Sclerophyll woodlands and open forests once covered vast areas of eastern Australia, but have been greatly fragmented and reduced in extent since European settlement. The biogeographic and evolutionary history of the biota of eastern Australia’s woodlands also remains poorly known, especially when compared to rainforests to the east, or the arid biome to the west. Here we present an analysis of patterns of mitochondrial genetic diversity in two species of Pygopodid geckos with distributions centred on the Brigalow Belt Bioregion of eastern Queensland. One moderately large and semi-arboreal species, Paradelma orientalis, shows low genetic diversity and no clear geographic structuring across its wide range. In contrast a small and semi-fossorial species, Delma torquata, consists of two moderately divergent clades, one from the ranges and upland of coastal areas of south-east Queensland, and other centred in upland areas further inland.

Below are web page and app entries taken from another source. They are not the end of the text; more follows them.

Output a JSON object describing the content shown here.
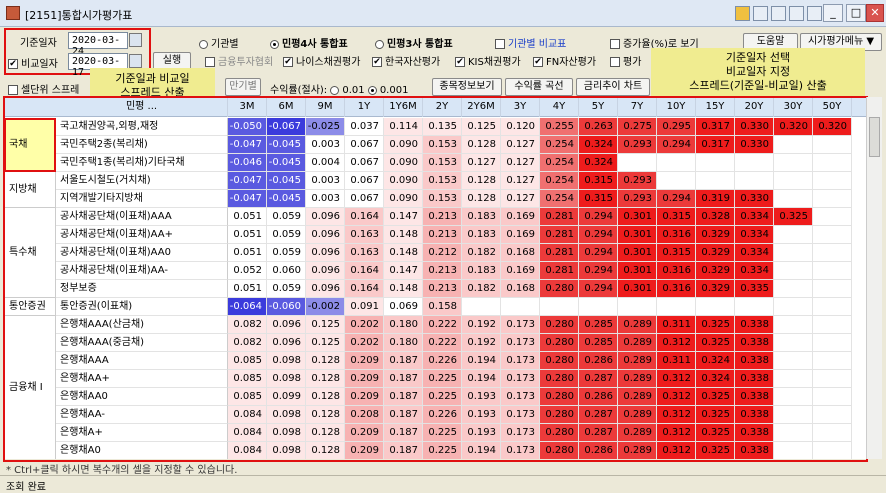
{
  "window": {
    "title": "[2151]통합시가평가표",
    "minimize": "_",
    "maximize": "□",
    "close": "✕"
  },
  "filters": {
    "base_date_label": "기준일자",
    "base_date": "2020-03-24",
    "compare_date_label": "비교일자",
    "compare_date": "2020-03-17",
    "compare_checked": true,
    "run_label": "실행"
  },
  "view_options": {
    "by_institution": "기관별",
    "minpyung4": "민평4사 통합표",
    "minpyung3": "민평3사 통합표",
    "compare_table": "기관별 비교표",
    "finance_assoc": "금융투자협회",
    "nice": "나이스채권평가",
    "korea_assess": "한국자산평가",
    "kis": "KIS채권평가",
    "fn": "FN자산평가",
    "rate_view": "증가율(%)로 보기",
    "avg_label": "평가"
  },
  "menu": {
    "help": "도움말",
    "eval_menu": "시가평가메뉴 ▼"
  },
  "row2": {
    "spread_cb": "셀단위 스프레",
    "maturity_btn": "만기별",
    "yield_label": "수익률(절사):",
    "opt1": "0.01",
    "opt2": "0.001",
    "detail_btn": "종목정보보기",
    "curve_btn": "수익률 곡선",
    "trend_btn": "금리추이 차트"
  },
  "annotations": {
    "left_line1": "기준일과 비교일",
    "left_line2": "스프레드 산출",
    "right_line1": "기준일자 선택",
    "right_line2": "비교일자 지정",
    "right_line3": "스프레드(기준일-비교일) 산출"
  },
  "table": {
    "name_header": "민평 ...",
    "columns": [
      "3M",
      "6M",
      "9M",
      "1Y",
      "1Y6M",
      "2Y",
      "2Y6M",
      "3Y",
      "4Y",
      "5Y",
      "7Y",
      "10Y",
      "15Y",
      "20Y",
      "30Y",
      "50Y"
    ],
    "groups": [
      {
        "label": "국채",
        "start": 0,
        "span": 3,
        "selected": true
      },
      {
        "label": "지방채",
        "start": 3,
        "span": 2,
        "selected": false
      },
      {
        "label": "특수채",
        "start": 5,
        "span": 5,
        "selected": false
      },
      {
        "label": "통안증권",
        "start": 10,
        "span": 1,
        "selected": false
      },
      {
        "label": "금융채 I",
        "start": 11,
        "span": 8,
        "selected": false
      }
    ],
    "rows": [
      {
        "name": "국고채권양곡,외평,재정",
        "values": [
          "-0.050",
          "-0.067",
          "-0.025",
          "0.037",
          "0.114",
          "0.135",
          "0.125",
          "0.120",
          "0.255",
          "0.263",
          "0.275",
          "0.295",
          "0.317",
          "0.330",
          "0.320",
          "0.320"
        ]
      },
      {
        "name": "국민주택2종(복리채)",
        "values": [
          "-0.047",
          "-0.045",
          "0.003",
          "0.067",
          "0.090",
          "0.153",
          "0.128",
          "0.127",
          "0.254",
          "0.324",
          "0.293",
          "0.294",
          "0.317",
          "0.330",
          "",
          ""
        ]
      },
      {
        "name": "국민주택1종(복리채)기타국채",
        "values": [
          "-0.046",
          "-0.045",
          "0.004",
          "0.067",
          "0.090",
          "0.153",
          "0.127",
          "0.127",
          "0.254",
          "0.324",
          "",
          "",
          "",
          "",
          "",
          ""
        ]
      },
      {
        "name": "서울도시철도(거치채)",
        "values": [
          "-0.047",
          "-0.045",
          "0.003",
          "0.067",
          "0.090",
          "0.153",
          "0.128",
          "0.127",
          "0.254",
          "0.315",
          "0.293",
          "",
          "",
          "",
          "",
          ""
        ]
      },
      {
        "name": "지역개발기타지방채",
        "values": [
          "-0.047",
          "-0.045",
          "0.003",
          "0.067",
          "0.090",
          "0.153",
          "0.128",
          "0.127",
          "0.254",
          "0.315",
          "0.293",
          "0.294",
          "0.319",
          "0.330",
          "",
          ""
        ]
      },
      {
        "name": "공사채공단채(이표채)AAA",
        "values": [
          "0.051",
          "0.059",
          "0.096",
          "0.164",
          "0.147",
          "0.213",
          "0.183",
          "0.169",
          "0.281",
          "0.294",
          "0.301",
          "0.315",
          "0.328",
          "0.334",
          "0.325",
          ""
        ]
      },
      {
        "name": "공사채공단채(이표채)AA+",
        "values": [
          "0.051",
          "0.059",
          "0.096",
          "0.163",
          "0.148",
          "0.213",
          "0.183",
          "0.169",
          "0.281",
          "0.294",
          "0.301",
          "0.316",
          "0.329",
          "0.334",
          "",
          ""
        ]
      },
      {
        "name": "공사채공단채(이표채)AA0",
        "values": [
          "0.051",
          "0.059",
          "0.096",
          "0.163",
          "0.148",
          "0.212",
          "0.182",
          "0.168",
          "0.281",
          "0.294",
          "0.301",
          "0.315",
          "0.329",
          "0.334",
          "",
          ""
        ]
      },
      {
        "name": "공사채공단채(이표채)AA-",
        "values": [
          "0.052",
          "0.060",
          "0.096",
          "0.164",
          "0.147",
          "0.213",
          "0.183",
          "0.169",
          "0.281",
          "0.294",
          "0.301",
          "0.316",
          "0.329",
          "0.334",
          "",
          ""
        ]
      },
      {
        "name": "정부보증",
        "values": [
          "0.051",
          "0.059",
          "0.096",
          "0.164",
          "0.148",
          "0.213",
          "0.182",
          "0.168",
          "0.280",
          "0.294",
          "0.301",
          "0.316",
          "0.329",
          "0.335",
          "",
          ""
        ]
      },
      {
        "name": "통안증권(이표채)",
        "values": [
          "-0.064",
          "-0.060",
          "-0.002",
          "0.091",
          "0.069",
          "0.158",
          "",
          "",
          "",
          "",
          "",
          "",
          "",
          "",
          "",
          ""
        ]
      },
      {
        "name": "은행채AAA(산금채)",
        "values": [
          "0.082",
          "0.096",
          "0.125",
          "0.202",
          "0.180",
          "0.222",
          "0.192",
          "0.173",
          "0.280",
          "0.285",
          "0.289",
          "0.311",
          "0.325",
          "0.338",
          "",
          ""
        ]
      },
      {
        "name": "은행채AAA(중금채)",
        "values": [
          "0.082",
          "0.096",
          "0.125",
          "0.202",
          "0.180",
          "0.222",
          "0.192",
          "0.173",
          "0.280",
          "0.285",
          "0.289",
          "0.312",
          "0.325",
          "0.338",
          "",
          ""
        ]
      },
      {
        "name": "은행채AAA",
        "values": [
          "0.085",
          "0.098",
          "0.128",
          "0.209",
          "0.187",
          "0.226",
          "0.194",
          "0.173",
          "0.280",
          "0.286",
          "0.289",
          "0.311",
          "0.324",
          "0.338",
          "",
          ""
        ]
      },
      {
        "name": "은행채AA+",
        "values": [
          "0.085",
          "0.098",
          "0.128",
          "0.209",
          "0.187",
          "0.225",
          "0.194",
          "0.173",
          "0.280",
          "0.287",
          "0.289",
          "0.312",
          "0.324",
          "0.338",
          "",
          ""
        ]
      },
      {
        "name": "은행채AA0",
        "values": [
          "0.085",
          "0.099",
          "0.128",
          "0.209",
          "0.187",
          "0.225",
          "0.193",
          "0.173",
          "0.280",
          "0.286",
          "0.289",
          "0.312",
          "0.325",
          "0.338",
          "",
          ""
        ]
      },
      {
        "name": "은행채AA-",
        "values": [
          "0.084",
          "0.098",
          "0.128",
          "0.208",
          "0.187",
          "0.226",
          "0.193",
          "0.173",
          "0.280",
          "0.287",
          "0.289",
          "0.312",
          "0.325",
          "0.338",
          "",
          ""
        ]
      },
      {
        "name": "은행채A+",
        "values": [
          "0.084",
          "0.098",
          "0.128",
          "0.209",
          "0.187",
          "0.225",
          "0.193",
          "0.173",
          "0.280",
          "0.287",
          "0.289",
          "0.312",
          "0.325",
          "0.338",
          "",
          ""
        ]
      },
      {
        "name": "은행채A0",
        "values": [
          "0.084",
          "0.098",
          "0.128",
          "0.209",
          "0.187",
          "0.225",
          "0.194",
          "0.173",
          "0.280",
          "0.286",
          "0.289",
          "0.312",
          "0.325",
          "0.338",
          "",
          ""
        ]
      }
    ]
  },
  "note": "* Ctrl+클릭 하시면 복수개의 셀을 지정할 수 있습니다.",
  "status": "조회 완료",
  "colors": {
    "neg_strong": "#3b3bdc",
    "neg_weak": "#8c8ce8",
    "pos_light": "#fde6e6",
    "pos_mid": "#f7b2b2",
    "pos_deep": "#f07070",
    "pos_strong": "#ee1c1c",
    "annotation_bg": "#f0ec90",
    "highlight_box": "#e01010"
  }
}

These data point to varying histories of geneflow and refugial persistance in eastern Australia’s vast but now fragmented open woodlands. The Carnarvon Ranges of central Queensland are also highlighted as a zone of persistence for cool and/or wet-adapted taxa, however the evolutionary history and divergence of most outlying populations in these mountains remains unstudied.
The majority of lizard clades are ancestrally and predominantly diurnal. The only major taxon in which most species are nocturnal is the Gekkota (geckos and pygopodids). As ectothermic thermoregulators, lizard metabolic rates are highly temperature dependent, and diurnal lizards therefore demonstrate higher metabolic rates than nocturnal ones. Furthermore, exposure to solar radiation is thought to reduce ectothermic longevity by increasing both metabolic costs and the rate of accumulating harmful mutations through UV radiation (UVC specifically). In being nocturnal, ectothermic species may reduce their intrinsic mortality rates and thus live longer. To test this hypothesis, we collected literature data on the maximum longevities of 740 lizard species, of which 185 are geckos. We examined whether geckos live longer than other lizards, and whether activity time affects gecko longevity. While geckos live relatively long for lizards of their size, their activity time was found to be unrelated to longevity, contradicting our predictions. We suggest that diurnal species may have evolved higher resistance to UV radiation via thicker, more keratinized skin. Elevated metabolic rates do not automatically equate with faster aging. Mortality through extrinsic causes (e.g., predation) may impose much stronger selective pressures than intrinsic causes.